Thanks to Runaway Juno for nominating me for 7 Super Shots started by Hostelbookers.com. You can read her 7 Super Shots post here. Basically, you choose the photos that best fit in the categories listed. You can check out the rules here. And see other round up posts on twitter #7SuperShots
These are my 7 Super Shots:
This shot was taken near Kazbegi, in the Republic of Georgia. The Caucasus is a fascinating region not only because of its cultural diversity and political instability, but for its topographical range: from subtropical Black Sea coast, to wine country, to the imposing Caucasus Mountains. The vicinity around Kazbegi is particularly striking, with deep green hills sloping to rocky summits. This photo was taken on a hike up into a village with summertime-only access. In winter its residents stay put, isolated by the hefty snowfall.
Malaysia is a food country to get excited about. And one of my favorite dishes there is laksa—a coconut-based curry soup. This bowl I ate in Malacca. I find it quite easy to engage with food vendors and cooks. I think most are happy that I’m interested enough in what they’re cooking. The woman that made this told me that the Nyonya laksa is prepared differently from other variants like Sarawak laksa and Penang laksa. She used prawns, bean curd puff, egg noodles, half a hard-boiled egg, fish cakes, fish balls, homemade chili paste, and coconut milk.
Cabo de São Vicente, near Sagres, in southwestern Portugal is one of my favorite places on earth. I spent an afternoon walking along the cliffs that rise above the ocean here in the farthest stretches of the European continent. From Sagres, I continued all the way to end, where the lighthouse sits at Cabo de São Vicente. Sagres is one of the best beach towns in Portugal, where the atmosphere is relaxed and you’ll find some excellent beaches for surfing, swimming, or lying in the sun.
It’s the facts about Gettysburg that really get me thinking. Just how could a town of 2,400 cope with the horrific aftermath of this three day’s battle which left 8,000 human bodies as well as 5,000 dead horses decomposing around town? Not to mention the 27,000 wounded soldiers that needed to be cared for. I can’t even imagine the stench from the defecation of 70,000 horses and 160,000 men which had no proper toilet facilities.

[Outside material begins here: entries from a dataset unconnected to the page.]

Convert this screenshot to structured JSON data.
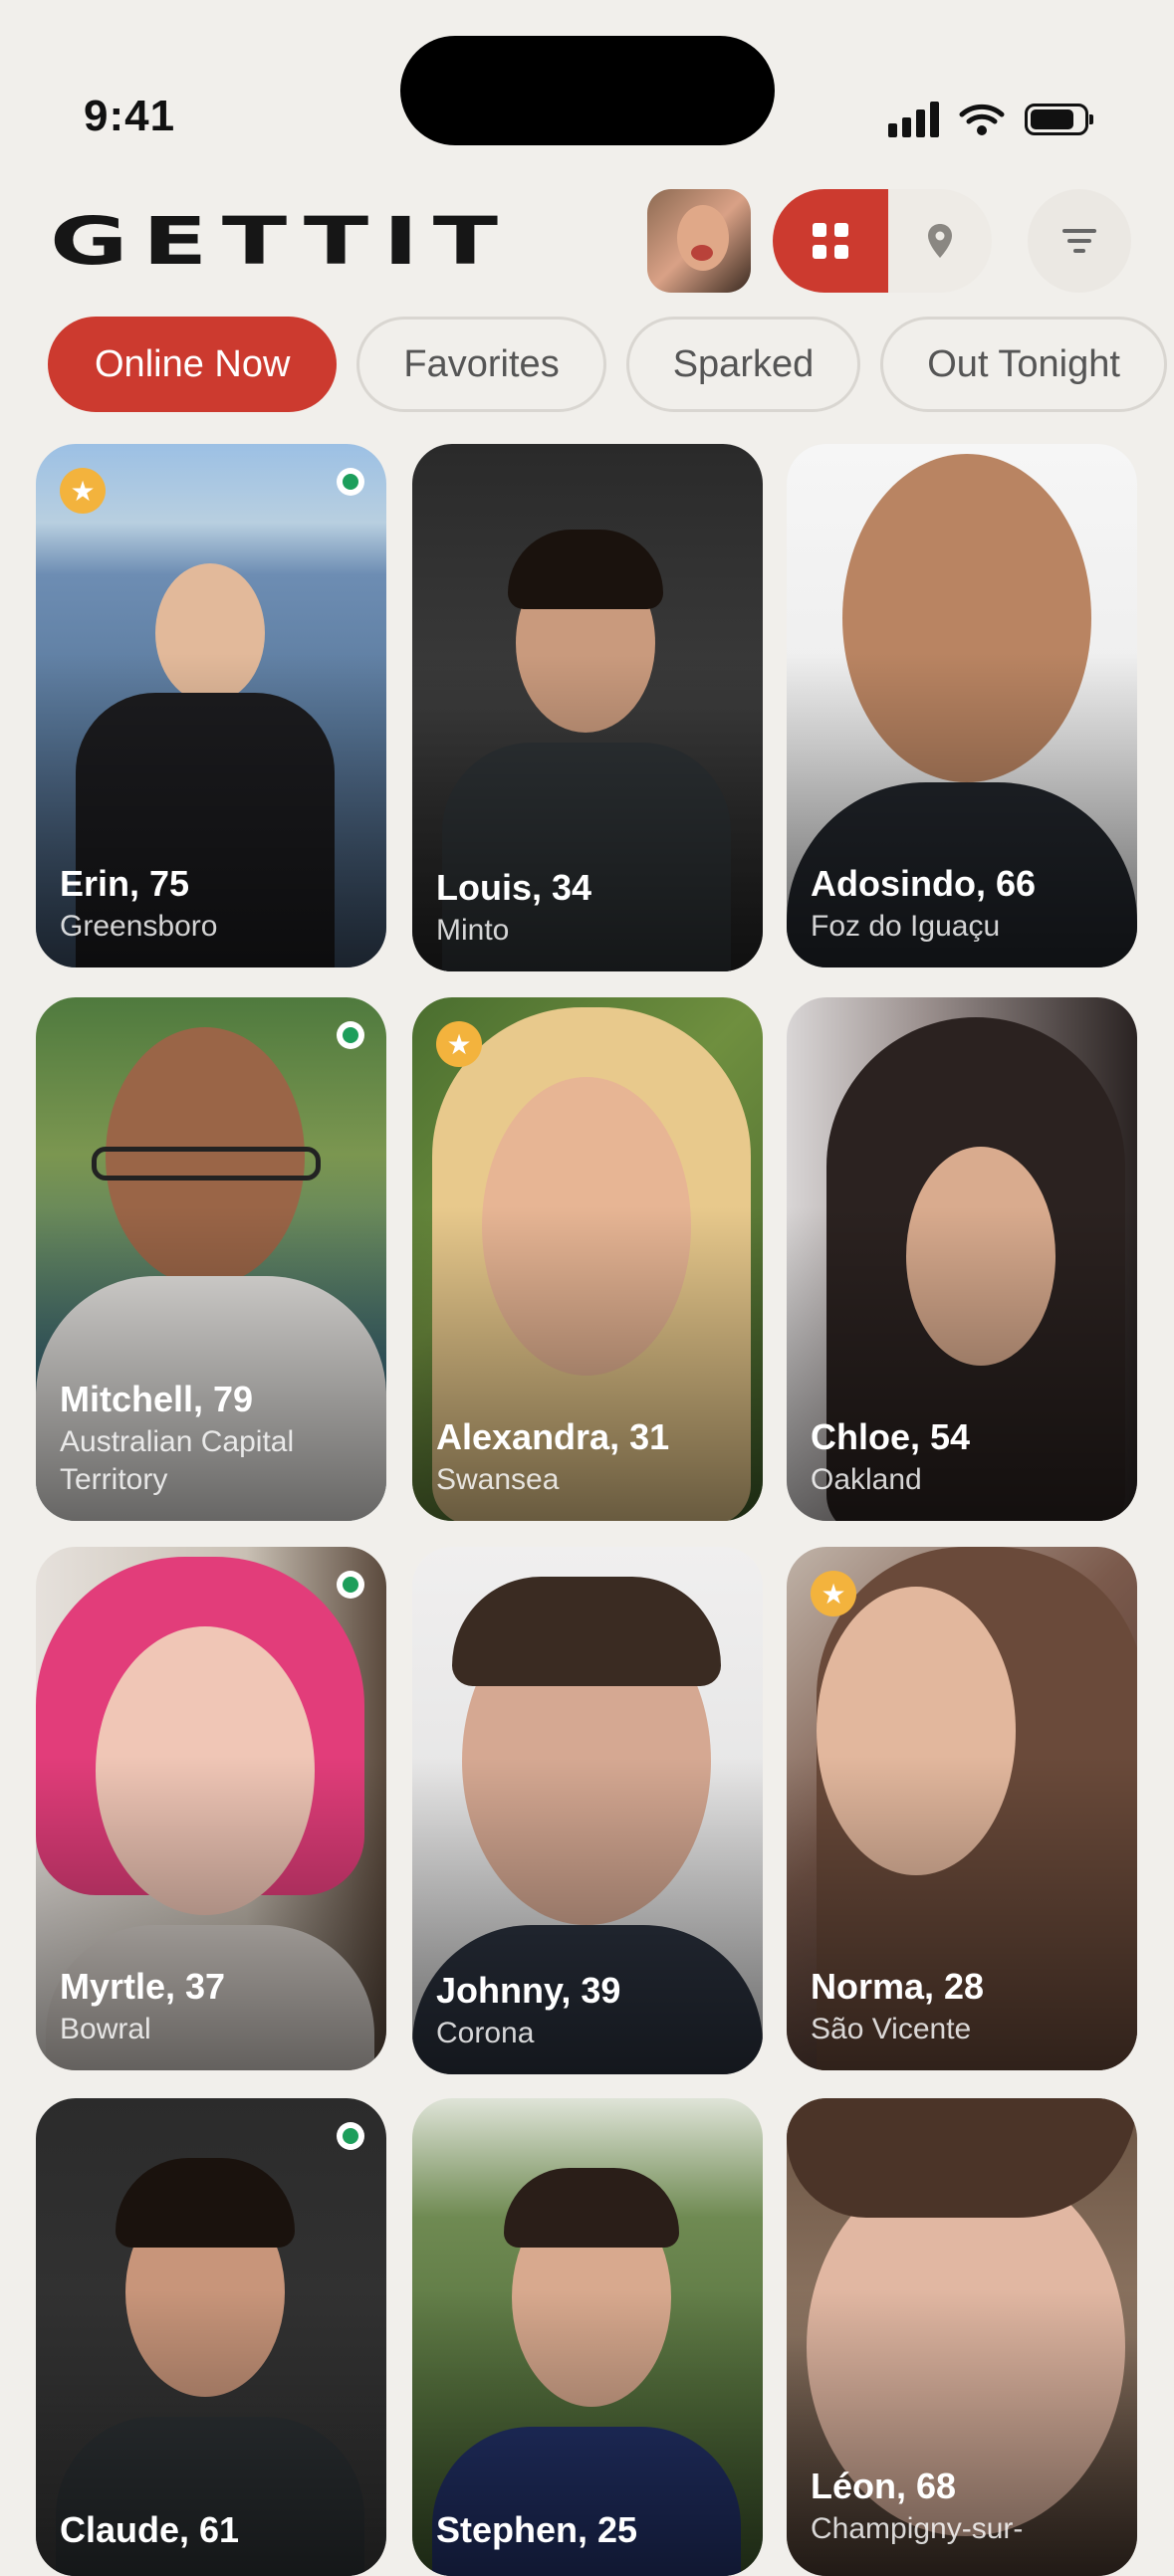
{
  "status_bar": {
    "time": "9:41"
  },
  "header": {
    "logo": "GETTIT",
    "icons": [
      "grid-icon",
      "location-pin-icon",
      "filter-icon"
    ],
    "accent_color": "#cc3a2f"
  },
  "filters": [
    {
      "label": "Online Now",
      "active": true
    },
    {
      "label": "Favorites",
      "active": false
    },
    {
      "label": "Sparked",
      "active": false
    },
    {
      "label": "Out Tonight",
      "active": false
    }
  ],
  "profiles": [
    {
      "name": "Erin, 75",
      "city": "Greensboro",
      "favorite": true,
      "online": true
    },
    {
      "name": "Louis, 34",
      "city": "Minto",
      "favorite": false,
      "online": false
    },
    {
      "name": "Adosindo, 66",
      "city": "Foz do Iguaçu",
      "favorite": false,
      "online": false
    },
    {
      "name": "Mitchell, 79",
      "city": "Australian Capital Territory",
      "favorite": false,
      "online": true
    },
    {
      "name": "Alexandra, 31",
      "city": "Swansea",
      "favorite": true,
      "online": false
    },
    {
      "name": "Chloe, 54",
      "city": "Oakland",
      "favorite": false,
      "online": false
    },
    {
      "name": "Myrtle, 37",
      "city": "Bowral",
      "favorite": false,
      "online": true
    },
    {
      "name": "Johnny, 39",
      "city": "Corona",
      "favorite": false,
      "online": false
    },
    {
      "name": "Norma, 28",
      "city": "São Vicente",
      "favorite": true,
      "online": false
    },
    {
      "name": "Claude, 61",
      "city": "",
      "favorite": false,
      "online": true
    },
    {
      "name": "Stephen, 25",
      "city": "",
      "favorite": false,
      "online": false
    },
    {
      "name": "Léon, 68",
      "city": "Champigny-sur-",
      "favorite": false,
      "online": false
    }
  ],
  "colors": {
    "star": "#f3b33d",
    "online": "#1d9e5b",
    "background": "#f1efeb"
  }
}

I can’t help but feel extremely sad about what’s going on in Syria right now. I met so many generous, kind and hospitable people while traveling there back in 2007. This is a photo of a family who live outside of Aleppo. My friend and I met the father on a bus and we got talking and he invited us over to his house for dinner. We then met the whole family.
How can you not love this? We set out from the town of Phongsaly in northern Laos for a trek to visit an ethnic hill tribe village up in the mountains. About twenty minutes into our hike, along the side of the road, was this kid riding a water buffalo. His mom was a little farther ahead and she was smiling too. We said Sa-bai-dee, snapped a few photos, and kept walking.
So I was pretty happy with this shot. It was about 4:30pm and I wandered into a monastery grounds in Luang Prabang, Laos. One of the novice monks approached me and we started chatting. He wanted to practice his English. After 15 minutes he said he had to prepare for the chanting at 5 pm. He invited me to stay and observe. I stayed in the back of the temple and the monks began filing in and the chanting started. It was a really serene experience.
Now I’m going to nominate Noel Lau of wander2nowhere.com and Katie Tibbets of BreakawayKatie.com
Great photos as always. I really like reading your thoughts and stories about each.
I remember the family in Syria. Hope that they are safe.
Great pictures but even better descriptions!